Search

Your search for 'dc_creator:( "Pack, Edgar (Cologne)" ) OR dc_contributor:( "Pack, Edgar (Cologne)" )' returned 6 results. Modify search

Sort Results by Relevance | Newest titles first | Oldest titles first

Capitatio-iugatio

(494 words)

Author(s): Pack, Edgar (Cologne)
[German version] Modern term to describe the procedure, which in Diocletian's system of taxation served to calculate the tax burden on agriculturally productive land and the rural population, as well as on livestock. It allowed a comparatively uniform levying process to replace earlier, widely varied land and poll taxes. The term capitatio-iugatio is derived from capitatio or iugatio, which in turn are based on the standard measuring units, i.e. caput or iugum. These units, however, do not correspond to a defined size of land or number of people, but denote fictiti…

Susceptor

(372 words)

Author(s): Pack, Edgar (Cologne)
[German version] (ὑποδέκτης/ hypodéktēs, ἀποδέκτης/ apodéktēs, πράκτωρ/ práktōr, ἐπιμελητής/ epimelētḗs; in Lat. also procurator [1]) describes in particular a Roman tax-collector (for other uses see e.g. susceptor causarum, Cod. Theod. 2,12,6: agent, representative). Susceptor was a technical term in financial administration during Late Antiquity; the susceptor was generally a member of the local leading elite, charged by nominatio of the ordo decurionum ( decurio [1]) by way of munus (Liturgy) with receiving the taxes that are due from the l…

Aurum coronarium

(347 words)

Author(s): Pack, Edgar (Cologne)
[German version] (στεφανικόν; stephanikón, στεφανωτικόν; stephanōtikón, στεφανικὸν χρυσίον; stephanikòn chrysíon), a tax that originated in the Greek practice of honouring a person by crowning or handing over a golden garland; this tax was levied in the Hellenistic monarchies and -- passed down through them -- in Rome by the victorious Republican imperatores and later by the principes as a tax related to certain occasions, but was nevertheless demanded regularly, without ever completely losing its character of a voluntary gift. The ritual, well docum…

Adaeratio

(372 words)
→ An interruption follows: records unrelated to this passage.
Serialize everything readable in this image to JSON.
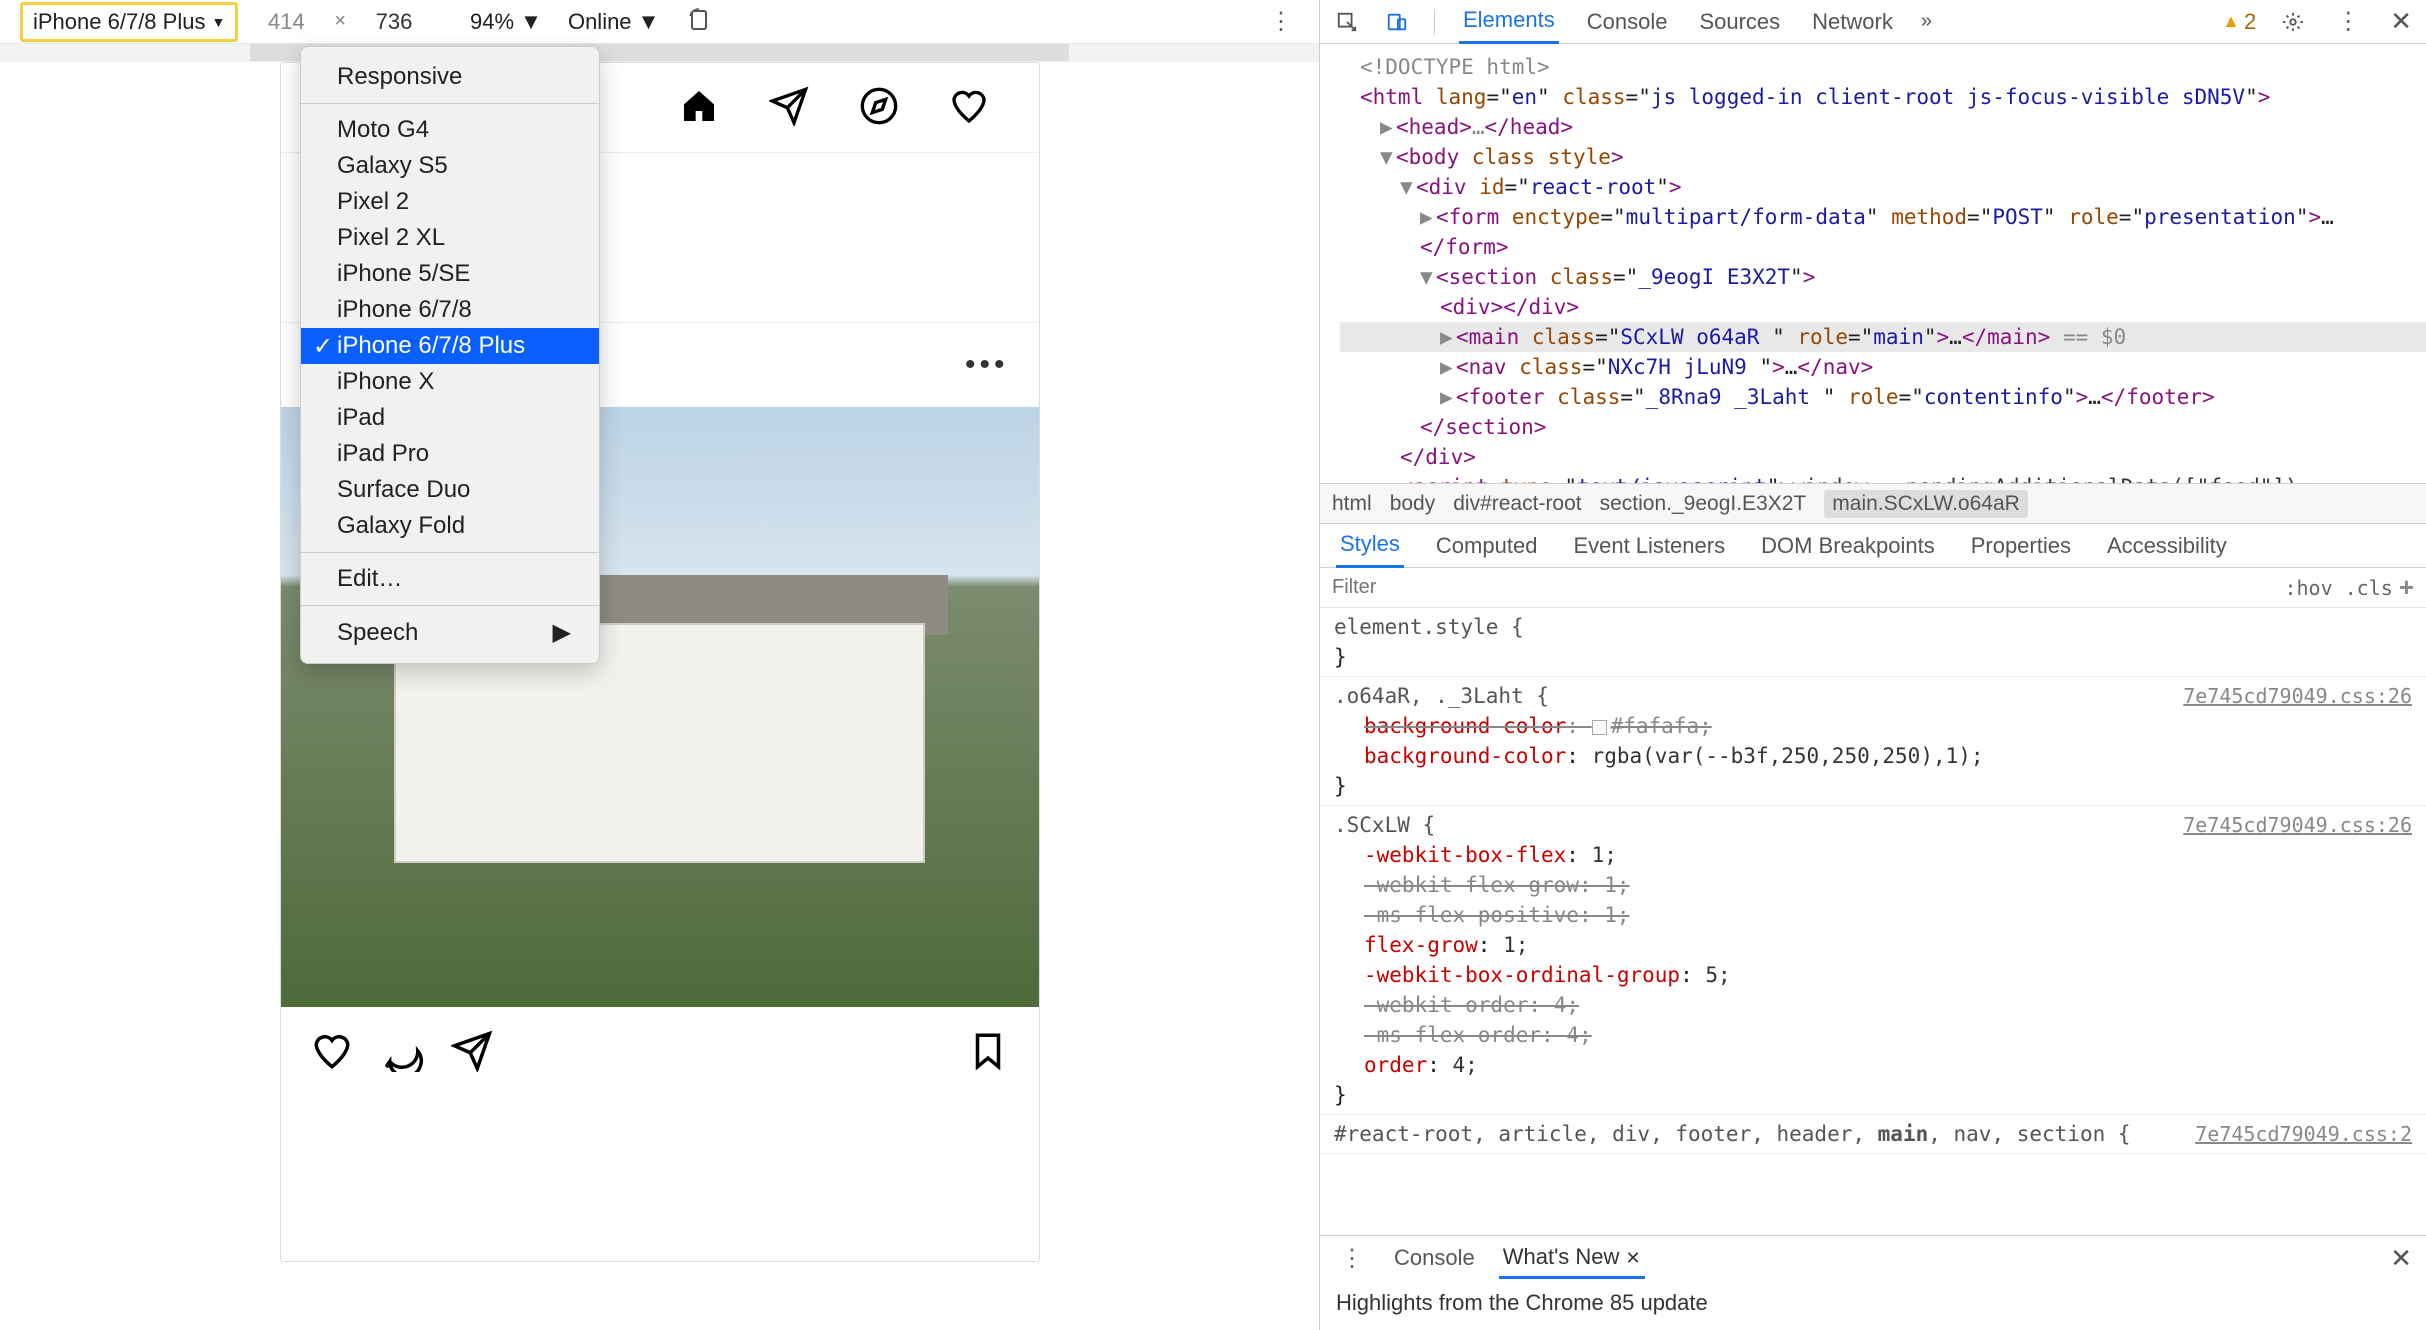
{
  "deviceToolbar": {
    "selectedDevice": "iPhone 6/7/8 Plus",
    "width": "414",
    "height": "736",
    "zoom": "94%",
    "throttle": "Online"
  },
  "deviceDropdown": {
    "top": "Responsive",
    "devices": [
      "Moto G4",
      "Galaxy S5",
      "Pixel 2",
      "Pixel 2 XL",
      "iPhone 5/SE",
      "iPhone 6/7/8",
      "iPhone 6/7/8 Plus",
      "iPhone X",
      "iPad",
      "iPad Pro",
      "Surface Duo",
      "Galaxy Fold"
    ],
    "selected": "iPhone 6/7/8 Plus",
    "edit": "Edit…",
    "speech": "Speech"
  },
  "devtools": {
    "tabs": [
      "Elements",
      "Console",
      "Sources",
      "Network"
    ],
    "activeTab": "Elements",
    "more": "»",
    "warningCount": "2",
    "crumbs": [
      "html",
      "body",
      "div#react-root",
      "section._9eogI.E3X2T",
      "main.SCxLW.o64aR"
    ],
    "styleTabs": [
      "Styles",
      "Computed",
      "Event Listeners",
      "DOM Breakpoints",
      "Properties",
      "Accessibility"
    ],
    "activeStyleTab": "Styles",
    "filterPlaceholder": "Filter",
    "hov": ":hov",
    "cls": ".cls"
  },
  "dom": {
    "l0": "<!DOCTYPE html>",
    "l1": {
      "open": "<html ",
      "a1": "lang",
      "v1": "en",
      "a2": "class",
      "v2": "js logged-in client-root js-focus-visible sDN5V",
      "close": ">"
    },
    "l2": {
      "open": "<head>",
      "mid": "…",
      "close": "</head>"
    },
    "l3": {
      "open": "<body ",
      "a1": "class",
      "a2": "style",
      "close": ">"
    },
    "l4": {
      "open": "<div ",
      "a1": "id",
      "v1": "react-root",
      "close": ">"
    },
    "l5": {
      "open": "<form ",
      "a1": "enctype",
      "v1": "multipart/form-data",
      "a2": "method",
      "v2": "POST",
      "a3": "role",
      "v3": "presentation",
      "close": ">…"
    },
    "l5c": "</form>",
    "l6": {
      "open": "<section ",
      "a1": "class",
      "v1": "_9eogI E3X2T",
      "close": ">"
    },
    "l7": "<div></div>",
    "l8": {
      "open": "<main ",
      "a1": "class",
      "v1": "SCxLW  o64aR ",
      "a2": "role",
      "v2": "main",
      "close": ">…</main>",
      "eq": " == $0"
    },
    "l9": {
      "open": "<nav ",
      "a1": "class",
      "v1": "NXc7H jLuN9  ",
      "close": ">…</nav>"
    },
    "l10": {
      "open": "<footer ",
      "a1": "class",
      "v1": "_8Rna9  _3Laht ",
      "a2": "role",
      "v2": "contentinfo",
      "close": ">…</footer>"
    },
    "l6c": "</section>",
    "l4c": "</div>",
    "l11": {
      "open": "<script ",
      "a1": "type",
      "v1": "text/javascript",
      "close": ">",
      "txt": "window.__pendingAdditionalData([\"feed\"]);"
    }
  },
  "styles": {
    "r0": {
      "sel": "element.style {",
      "body": "}"
    },
    "r1": {
      "sel": ".o64aR, ._3Laht {",
      "src": "7e745cd79049.css:26",
      "p1": {
        "n": "background-color",
        "v": "#fafafa;",
        "strike": true,
        "swatch": true
      },
      "p2": {
        "n": "background-color",
        "v": "rgba(var(--b3f,250,250,250),1);"
      },
      "close": "}"
    },
    "r2": {
      "sel": ".SCxLW {",
      "src": "7e745cd79049.css:26",
      "p1": {
        "n": "-webkit-box-flex",
        "v": "1;"
      },
      "p2": {
        "n": "-webkit-flex-grow",
        "v": "1;",
        "strike": true
      },
      "p3": {
        "n": "-ms-flex-positive",
        "v": "1;",
        "strike": true
      },
      "p4": {
        "n": "flex-grow",
        "v": "1;"
      },
      "p5": {
        "n": "-webkit-box-ordinal-group",
        "v": "5;"
      },
      "p6": {
        "n": "-webkit-order",
        "v": "4;",
        "strike": true
      },
      "p7": {
        "n": "-ms-flex-order",
        "v": "4;",
        "strike": true
      },
      "p8": {
        "n": "order",
        "v": "4;"
      },
      "close": "}"
    },
    "r3": {
      "sel": "#react-root, article, div, footer, header, main, nav, section {",
      "src": "7e745cd79049.css:2"
    }
  },
  "drawer": {
    "tabs": [
      "Console",
      "What's New"
    ],
    "active": "What's New",
    "body": "Highlights from the Chrome 85 update"
  }
}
Author(s): Pack, Edgar (Cologne)
[German version] In late antiquity the option existed of commuting service obligations, and especially fiscal services, with monetary payments ( adaeratio, Greek ἀπαργυρισμός; apargyrismós, ἐξαργυρισμός; exargyrismós; complementary term: coemptio as forced sale at predetermined prices). After precursors in the taxation system of the Republic and the Principate ( aestimatio), in the reform framework of Diocletian and Constantine the adaeratio became a procedure granted as a privilege or commanded in fulfilment of tax obligations, which were essentially …
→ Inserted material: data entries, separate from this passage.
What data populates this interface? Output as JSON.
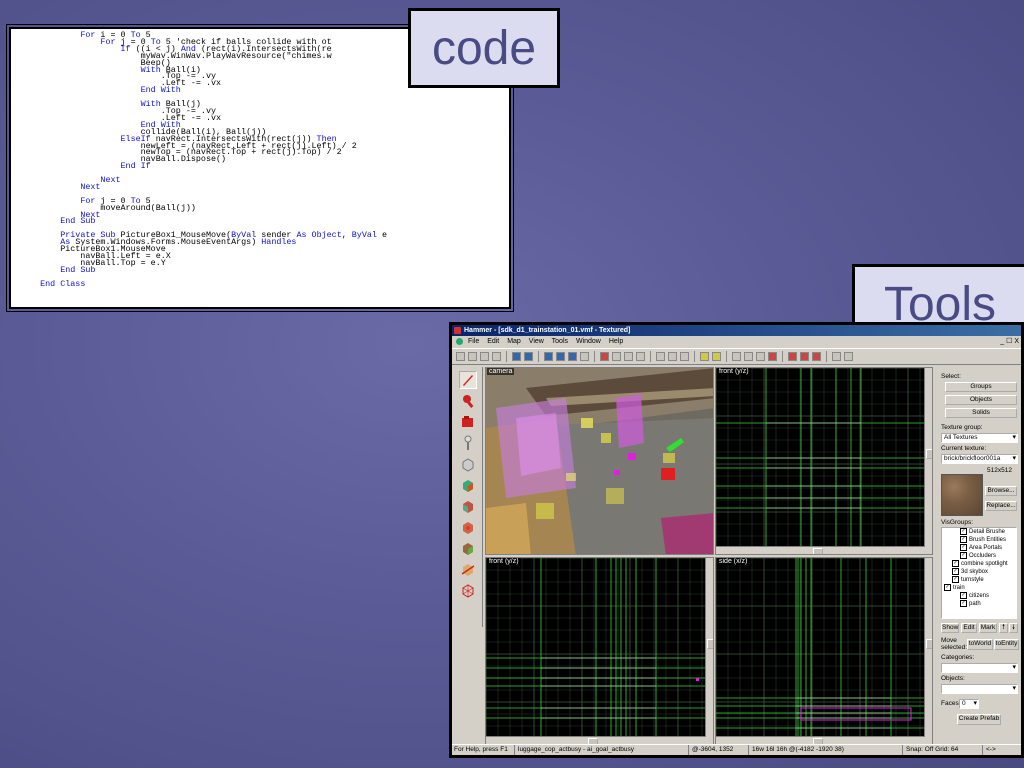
{
  "labels": {
    "code": "code",
    "tools": "Tools"
  },
  "code_lines": [
    [
      [
        "            "
      ],
      [
        "For",
        "kw"
      ],
      [
        " i = 0 "
      ],
      [
        "To",
        "kw"
      ],
      [
        " 5"
      ]
    ],
    [
      [
        "                "
      ],
      [
        "For",
        "kw"
      ],
      [
        " j = 0 "
      ],
      [
        "To",
        "kw"
      ],
      [
        " 5 'check if balls collide with ot"
      ]
    ],
    [
      [
        "                    "
      ],
      [
        "If",
        "kw"
      ],
      [
        " ((i < j) "
      ],
      [
        "And",
        "kw"
      ],
      [
        " (rect(i).IntersectsWith(re"
      ]
    ],
    [
      [
        "                        myWav.WinWav.PlayWavResource(\"chimes.w"
      ]
    ],
    [
      [
        "                        Beep()"
      ]
    ],
    [
      [
        "                        "
      ],
      [
        "With",
        "kw"
      ],
      [
        " Ball(i)"
      ]
    ],
    [
      [
        "                            .Top -= .vy"
      ]
    ],
    [
      [
        "                            .Left -= .vx"
      ]
    ],
    [
      [
        "                        "
      ],
      [
        "End With",
        "kw"
      ]
    ],
    [
      [
        ""
      ]
    ],
    [
      [
        "                        "
      ],
      [
        "With",
        "kw"
      ],
      [
        " Ball(j)"
      ]
    ],
    [
      [
        "                            .Top -= .vy"
      ]
    ],
    [
      [
        "                            .Left -= .vx"
      ]
    ],
    [
      [
        "                        "
      ],
      [
        "End With",
        "kw"
      ]
    ],
    [
      [
        "                        collide(Ball(i), Ball(j))"
      ]
    ],
    [
      [
        "                    "
      ],
      [
        "ElseIf",
        "kw"
      ],
      [
        " navRect.IntersectsWith(rect(j)) "
      ],
      [
        "Then",
        "kw"
      ]
    ],
    [
      [
        "                        newLeft = (navRect.Left + rect(j).Left) / 2"
      ]
    ],
    [
      [
        "                        newTop = (navRect.Top + rect(j).Top) / 2"
      ]
    ],
    [
      [
        "                        navBall.Dispose()"
      ]
    ],
    [
      [
        "                    "
      ],
      [
        "End If",
        "kw"
      ]
    ],
    [
      [
        ""
      ]
    ],
    [
      [
        "                "
      ],
      [
        "Next",
        "kw"
      ]
    ],
    [
      [
        "            "
      ],
      [
        "Next",
        "kw"
      ]
    ],
    [
      [
        ""
      ]
    ],
    [
      [
        "            "
      ],
      [
        "For",
        "kw"
      ],
      [
        " j = 0 "
      ],
      [
        "To",
        "kw"
      ],
      [
        " 5"
      ]
    ],
    [
      [
        "                moveAround(Ball(j))"
      ]
    ],
    [
      [
        "            "
      ],
      [
        "Next",
        "kw"
      ]
    ],
    [
      [
        "        "
      ],
      [
        "End Sub",
        "kw"
      ]
    ],
    [
      [
        ""
      ]
    ],
    [
      [
        "        "
      ],
      [
        "Private Sub",
        "kw"
      ],
      [
        " PictureBox1_MouseMove("
      ],
      [
        "ByVal",
        "kw"
      ],
      [
        " sender "
      ],
      [
        "As Object",
        "kw"
      ],
      [
        ", "
      ],
      [
        "ByVal",
        "kw"
      ],
      [
        " e"
      ]
    ],
    [
      [
        "        "
      ],
      [
        "As",
        "kw"
      ],
      [
        " System.Windows.Forms.MouseEventArgs) "
      ],
      [
        "Handles",
        "kw"
      ]
    ],
    [
      [
        "        PictureBox1.MouseMove"
      ]
    ],
    [
      [
        "            navBall.Left = e.X"
      ]
    ],
    [
      [
        "            navBall.Top = e.Y"
      ]
    ],
    [
      [
        "        "
      ],
      [
        "End Sub",
        "kw"
      ]
    ],
    [
      [
        ""
      ]
    ],
    [
      [
        "    "
      ],
      [
        "End Class",
        "kw"
      ]
    ]
  ],
  "hammer": {
    "title": "Hammer - [sdk_d1_trainstation_01.vmf - Textured]",
    "menu": [
      "File",
      "Edit",
      "Map",
      "View",
      "Tools",
      "Window",
      "Help"
    ],
    "window_buttons": "_ ☐ X",
    "viewports": {
      "camera": "camera",
      "top_right": "front (y/z)",
      "bottom_left": "front (y/z)",
      "bottom_right": "side (x/z)"
    },
    "panel": {
      "select_label": "Select:",
      "groups": "Groups",
      "objects": "Objects",
      "solids": "Solids",
      "texture_group_label": "Texture group:",
      "texture_group_value": "All Textures",
      "current_texture_label": "Current texture:",
      "current_texture_value": "brick/brickfloor001a",
      "texture_size": "512x512",
      "browse": "Browse...",
      "replace": "Replace...",
      "visgroups_label": "VisGroups:",
      "visgroups": [
        {
          "label": "Detail Brushe",
          "indent": 2,
          "checked": true
        },
        {
          "label": "Brush Entities",
          "indent": 2,
          "checked": true
        },
        {
          "label": "Area Portals",
          "indent": 2,
          "checked": true
        },
        {
          "label": "Occluders",
          "indent": 2,
          "checked": true
        },
        {
          "label": "combine spotlight",
          "indent": 1,
          "checked": true
        },
        {
          "label": "3d skybox",
          "indent": 1,
          "checked": true
        },
        {
          "label": "turnstyle",
          "indent": 1,
          "checked": true
        },
        {
          "label": "train",
          "indent": 0,
          "checked": true
        },
        {
          "label": "citizens",
          "indent": 2,
          "checked": true
        },
        {
          "label": "path",
          "indent": 2,
          "checked": true
        }
      ],
      "show": "Show",
      "edit": "Edit",
      "mark": "Mark",
      "up": "🠕",
      "down": "🠗",
      "move_selected": "Move selected:",
      "to_world": "toWorld",
      "to_entity": "toEntity",
      "categories_label": "Categories:",
      "objects_label": "Objects:",
      "faces_label": "Faces:",
      "faces_value": "0",
      "create_prefab": "Create Prefab"
    },
    "status": {
      "help": "For Help, press F1",
      "object": "luggage_cop_actbusy - ai_goal_actbusy",
      "coords": "@-3604, 1352",
      "size": "16w 16l 16h @(-4182 -1920 38)",
      "snap": "Snap: Off Grid: 64",
      "arrow": "<->"
    }
  }
}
Taxes

(6,422 words)

Author(s): Renger, Johannes (Berlin) | Römer, Malte (Berlin) | Schmitz, Winfried (Bielefeld) | Galsterer, Hartmut (Bonn) | Pack, Edgar (Cologne) | Et al.
[German version] I. Mesopotamia Income needed to finance tasks of state and general social functions (administration, the military, irrigation, prestige buildings, the court, cults, etc.) did not come from an all-embracing system of taxation levied on individuals, transactions or property, but on a general duty of service and labour on the part of subjects. Under the oikos economy (3rd millennium BC), the palace’s income came predominantly from the domestic operation of the institutional economies of temple and palace. In the tribute-based economy da…

Collatio lustralis

(710 words)

Author(s): Pack, Edgar (Cologne)
[German version] The collatio lustralis was probably originally known as the collatio auri et argenti, χρυσὸς καὶ ἄργυρος in the laws as collatio, oblatio, aurum et argentum, pensio or functio auraria (the term lustralis to describe the due date schedules appears for the first time in AD 379 in the Cod. Theod. 13,1,11). The collatio lustralis was introduced in late antiquity to replace older forms of state or local taxes on trade and commerce and was collected primarily from the municipal professional classes. Zosimus (2,38) ascribes the introductio…